Top 5 Ads Of The Week: AT&T knows when OK just isn’t enough

McDonald’s embraces the hangover, Wealthsimple targets today, Apple gets colorful, and Equinox gets arty.

Top 5 Ads Of The Week: AT&T knows when OK just isn’t enough

There’s a reason not a lot of people Google “cheapest child car seat.” Obviously price is always a consideration, but there are just some things that you don’t really want to find via the bargain basement. In its new campaign, AT&T is using this insight to suggest your mobile network sits alongside sushi, surgery, and tattoos on the list of such things. Not sure that phone contract is on par with that appendix operation or your dolphin tattoo, but it gets the point across. Onward!


AT&T “OK Surgeon”

What: A new AT&T campaign about the limits of mediocrity.


Why we care: A true insight, expressed in a clear, entertaining way. Sometimes it’s as simple as that, and it leads to ads that don’t feel like a complete and utter waste of time. This campaign, narrated by Lena Waithe–including “OK Tattoo Parlor,” “OK Babysitter,” and “OK Sushi“–is a perfect example of delivering classic, funny TV commercials that won’t make people hate your brand for interrupting the game.

Apple “Color Flood”

What: A new iPhone XR ad that gets conceptual with screen display.

Who: Apple


Why we care: Soooooomeone’s been watching old Sony ads. Apple serves up a beautiful ode to its retina display, courtesy of what appears to be the company’s parkour dance team. That or security footage of its factory workers at quitting time. Either way, it’s mesmerizing. Much in the same way Sony mesmerized us with bunnies and bouncing balls more than a decade ago.

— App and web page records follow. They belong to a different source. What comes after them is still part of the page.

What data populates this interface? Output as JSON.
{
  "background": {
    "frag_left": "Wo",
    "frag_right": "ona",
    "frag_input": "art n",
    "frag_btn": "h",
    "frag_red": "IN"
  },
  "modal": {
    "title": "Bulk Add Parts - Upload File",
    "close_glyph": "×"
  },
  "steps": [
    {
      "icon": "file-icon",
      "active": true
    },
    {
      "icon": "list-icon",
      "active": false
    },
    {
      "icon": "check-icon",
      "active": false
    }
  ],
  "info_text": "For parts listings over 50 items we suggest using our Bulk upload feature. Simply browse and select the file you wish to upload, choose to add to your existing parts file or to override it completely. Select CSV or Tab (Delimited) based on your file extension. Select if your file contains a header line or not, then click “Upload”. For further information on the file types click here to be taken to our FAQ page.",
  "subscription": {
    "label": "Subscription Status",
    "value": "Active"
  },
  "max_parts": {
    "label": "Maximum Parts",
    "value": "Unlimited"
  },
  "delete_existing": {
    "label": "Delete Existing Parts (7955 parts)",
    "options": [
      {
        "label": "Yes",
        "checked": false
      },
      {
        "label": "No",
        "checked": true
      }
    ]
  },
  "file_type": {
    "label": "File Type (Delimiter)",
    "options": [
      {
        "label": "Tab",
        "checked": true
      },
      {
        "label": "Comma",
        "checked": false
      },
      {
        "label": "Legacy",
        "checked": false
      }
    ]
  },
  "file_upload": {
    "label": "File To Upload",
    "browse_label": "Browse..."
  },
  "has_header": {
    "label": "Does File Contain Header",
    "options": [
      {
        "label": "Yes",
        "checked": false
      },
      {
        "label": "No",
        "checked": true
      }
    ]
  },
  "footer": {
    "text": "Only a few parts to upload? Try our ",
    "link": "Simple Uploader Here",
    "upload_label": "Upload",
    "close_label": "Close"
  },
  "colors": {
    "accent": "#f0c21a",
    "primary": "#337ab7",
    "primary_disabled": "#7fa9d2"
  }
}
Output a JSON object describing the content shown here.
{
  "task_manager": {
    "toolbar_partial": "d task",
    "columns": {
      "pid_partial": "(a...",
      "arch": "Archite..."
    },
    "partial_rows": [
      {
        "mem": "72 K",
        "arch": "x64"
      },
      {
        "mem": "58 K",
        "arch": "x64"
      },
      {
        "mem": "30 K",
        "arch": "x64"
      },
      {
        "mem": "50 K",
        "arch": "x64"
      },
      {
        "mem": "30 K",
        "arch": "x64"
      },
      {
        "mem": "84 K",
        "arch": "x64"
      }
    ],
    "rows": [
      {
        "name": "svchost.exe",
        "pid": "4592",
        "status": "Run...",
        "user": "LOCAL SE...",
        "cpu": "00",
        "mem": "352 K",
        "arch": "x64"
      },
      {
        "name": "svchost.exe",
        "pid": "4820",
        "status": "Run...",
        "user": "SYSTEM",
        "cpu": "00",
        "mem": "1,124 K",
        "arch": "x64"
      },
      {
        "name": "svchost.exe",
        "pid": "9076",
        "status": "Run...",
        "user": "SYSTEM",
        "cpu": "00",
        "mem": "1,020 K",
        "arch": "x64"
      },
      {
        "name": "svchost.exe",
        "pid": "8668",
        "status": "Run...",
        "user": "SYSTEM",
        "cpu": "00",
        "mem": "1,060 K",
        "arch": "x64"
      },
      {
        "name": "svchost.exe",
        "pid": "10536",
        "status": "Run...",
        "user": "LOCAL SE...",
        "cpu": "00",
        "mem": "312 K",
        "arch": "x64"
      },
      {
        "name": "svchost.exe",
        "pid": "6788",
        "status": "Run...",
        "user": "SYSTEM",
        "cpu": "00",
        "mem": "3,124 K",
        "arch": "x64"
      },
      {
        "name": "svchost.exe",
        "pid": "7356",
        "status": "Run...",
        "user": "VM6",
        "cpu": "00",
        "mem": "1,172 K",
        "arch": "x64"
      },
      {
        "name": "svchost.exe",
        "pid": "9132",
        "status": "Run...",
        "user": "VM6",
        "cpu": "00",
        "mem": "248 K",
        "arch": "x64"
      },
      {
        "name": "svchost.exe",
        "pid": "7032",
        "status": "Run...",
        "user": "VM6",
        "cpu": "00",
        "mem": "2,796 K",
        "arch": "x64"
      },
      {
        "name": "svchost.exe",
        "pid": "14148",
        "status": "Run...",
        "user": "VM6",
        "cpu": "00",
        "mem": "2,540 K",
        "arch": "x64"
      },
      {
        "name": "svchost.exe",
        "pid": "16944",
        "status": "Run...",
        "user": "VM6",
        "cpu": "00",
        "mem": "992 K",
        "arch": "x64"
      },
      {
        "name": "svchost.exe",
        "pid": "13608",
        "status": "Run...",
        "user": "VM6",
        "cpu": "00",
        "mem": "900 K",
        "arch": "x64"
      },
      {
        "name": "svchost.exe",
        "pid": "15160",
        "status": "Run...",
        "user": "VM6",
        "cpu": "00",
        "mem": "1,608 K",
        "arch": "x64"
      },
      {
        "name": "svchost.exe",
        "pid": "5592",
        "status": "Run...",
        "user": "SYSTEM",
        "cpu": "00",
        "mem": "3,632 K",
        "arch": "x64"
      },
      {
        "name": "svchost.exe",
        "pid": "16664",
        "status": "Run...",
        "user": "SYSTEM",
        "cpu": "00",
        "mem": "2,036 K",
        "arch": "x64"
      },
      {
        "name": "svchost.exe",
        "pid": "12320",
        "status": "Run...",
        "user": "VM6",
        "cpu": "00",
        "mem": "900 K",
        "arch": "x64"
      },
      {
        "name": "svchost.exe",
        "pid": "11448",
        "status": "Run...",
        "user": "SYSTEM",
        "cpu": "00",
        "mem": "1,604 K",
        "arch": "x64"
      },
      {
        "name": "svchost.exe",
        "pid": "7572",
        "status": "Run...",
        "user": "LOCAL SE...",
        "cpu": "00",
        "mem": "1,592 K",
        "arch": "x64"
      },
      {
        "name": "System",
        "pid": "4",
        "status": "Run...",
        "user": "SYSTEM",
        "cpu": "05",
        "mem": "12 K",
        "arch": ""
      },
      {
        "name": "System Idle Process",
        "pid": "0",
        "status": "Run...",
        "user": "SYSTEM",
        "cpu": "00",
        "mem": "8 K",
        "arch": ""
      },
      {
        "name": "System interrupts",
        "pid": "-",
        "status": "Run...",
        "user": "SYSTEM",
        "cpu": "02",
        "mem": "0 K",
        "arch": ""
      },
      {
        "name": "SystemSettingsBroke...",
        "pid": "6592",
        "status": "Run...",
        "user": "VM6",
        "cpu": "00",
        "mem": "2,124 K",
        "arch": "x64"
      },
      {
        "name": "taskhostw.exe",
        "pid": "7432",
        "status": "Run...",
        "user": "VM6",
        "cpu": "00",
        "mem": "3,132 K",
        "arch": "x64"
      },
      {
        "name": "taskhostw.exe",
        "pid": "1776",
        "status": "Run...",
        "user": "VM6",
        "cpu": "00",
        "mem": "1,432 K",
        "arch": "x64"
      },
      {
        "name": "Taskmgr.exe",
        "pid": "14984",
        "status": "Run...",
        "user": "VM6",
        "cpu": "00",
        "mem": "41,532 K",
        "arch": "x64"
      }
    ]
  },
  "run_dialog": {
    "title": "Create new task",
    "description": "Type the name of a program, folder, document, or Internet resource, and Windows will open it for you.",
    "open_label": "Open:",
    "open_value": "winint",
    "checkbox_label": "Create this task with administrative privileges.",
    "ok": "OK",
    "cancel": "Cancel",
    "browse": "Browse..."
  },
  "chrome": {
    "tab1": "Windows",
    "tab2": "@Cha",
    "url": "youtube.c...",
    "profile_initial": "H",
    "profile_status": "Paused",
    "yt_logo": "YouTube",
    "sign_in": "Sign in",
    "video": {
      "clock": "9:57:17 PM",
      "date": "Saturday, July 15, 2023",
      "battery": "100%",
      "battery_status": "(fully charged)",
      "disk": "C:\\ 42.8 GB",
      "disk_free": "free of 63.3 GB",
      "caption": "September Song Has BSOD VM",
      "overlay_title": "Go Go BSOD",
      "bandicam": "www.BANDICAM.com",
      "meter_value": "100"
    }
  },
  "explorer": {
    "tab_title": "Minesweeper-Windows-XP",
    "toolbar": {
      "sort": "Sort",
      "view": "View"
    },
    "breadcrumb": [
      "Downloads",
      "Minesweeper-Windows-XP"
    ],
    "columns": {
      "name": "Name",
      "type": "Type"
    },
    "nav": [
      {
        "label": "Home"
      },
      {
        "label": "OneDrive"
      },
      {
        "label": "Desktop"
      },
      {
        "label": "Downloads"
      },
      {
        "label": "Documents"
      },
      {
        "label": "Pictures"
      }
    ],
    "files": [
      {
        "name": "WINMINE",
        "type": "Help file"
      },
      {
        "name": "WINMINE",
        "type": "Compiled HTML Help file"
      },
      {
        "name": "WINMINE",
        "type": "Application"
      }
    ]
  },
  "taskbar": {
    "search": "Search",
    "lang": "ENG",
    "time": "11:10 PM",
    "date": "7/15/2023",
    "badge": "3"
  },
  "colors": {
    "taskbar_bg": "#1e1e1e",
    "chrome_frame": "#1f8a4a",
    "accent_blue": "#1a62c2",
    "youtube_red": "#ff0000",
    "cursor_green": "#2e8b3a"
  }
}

Wealthsimple “Tomorrow Begins Today”

What: A new spot from the financial planning startup that focuses on the effect planning can have on important life moments.

Who: Wealthsimple, The Blaze (directors Jonathan and Guillaume Alric)

Why we care: From the start, Wealthsimple has aimed to to come across as “a company run for and by smart, sensible” people. This new spot, directed by award-winning duo The Blaze, directly taps into that humanity with its attention to detail and subtleties of emotion. Not exactly something we’re used to getting from financial brands.

Equinox “It’s not fitness. It’s life.”

What: An arty new campaign from Equinox that goes beyond the gym.


Who: Equinox

Why we care: It’s not exactly original for a fitness brand to launch a campaign at the New Year, when culture is awash in healthy resolutions. But here Equinox keeps the artful vibe it’s had for years, and sets itself up nicely for the expected launch of brand extensions beyond the gym, like its hotel and business retreat programs. Plus, with a tone more pep talk than guilt trip, it maaaay just inspire people enough not to hit snooze that second time.

McDonald’s “The Day After”

What: A New Year’s Day acknowledgement from the Golden Arches.

Who: McDonald’s New Zealand, DDB Auckland

Why we care: Over the last decade, smart brands have realized that they can’t entirely dictate their place in culture. The importance of knowing how people are using and talking about your brand for real cannot be overestimated. And so here we are with McDonald’s embracing the world’s long-time tradition of fighting a hangover with its conveniently cheap, tasty, and gloriously greasy options. We all know there’s no salad in that bag.

About the author

Jeff Beer is a staff editor at Fast Company, covering advertising, marketing, and brand creativity. He lives in Toronto.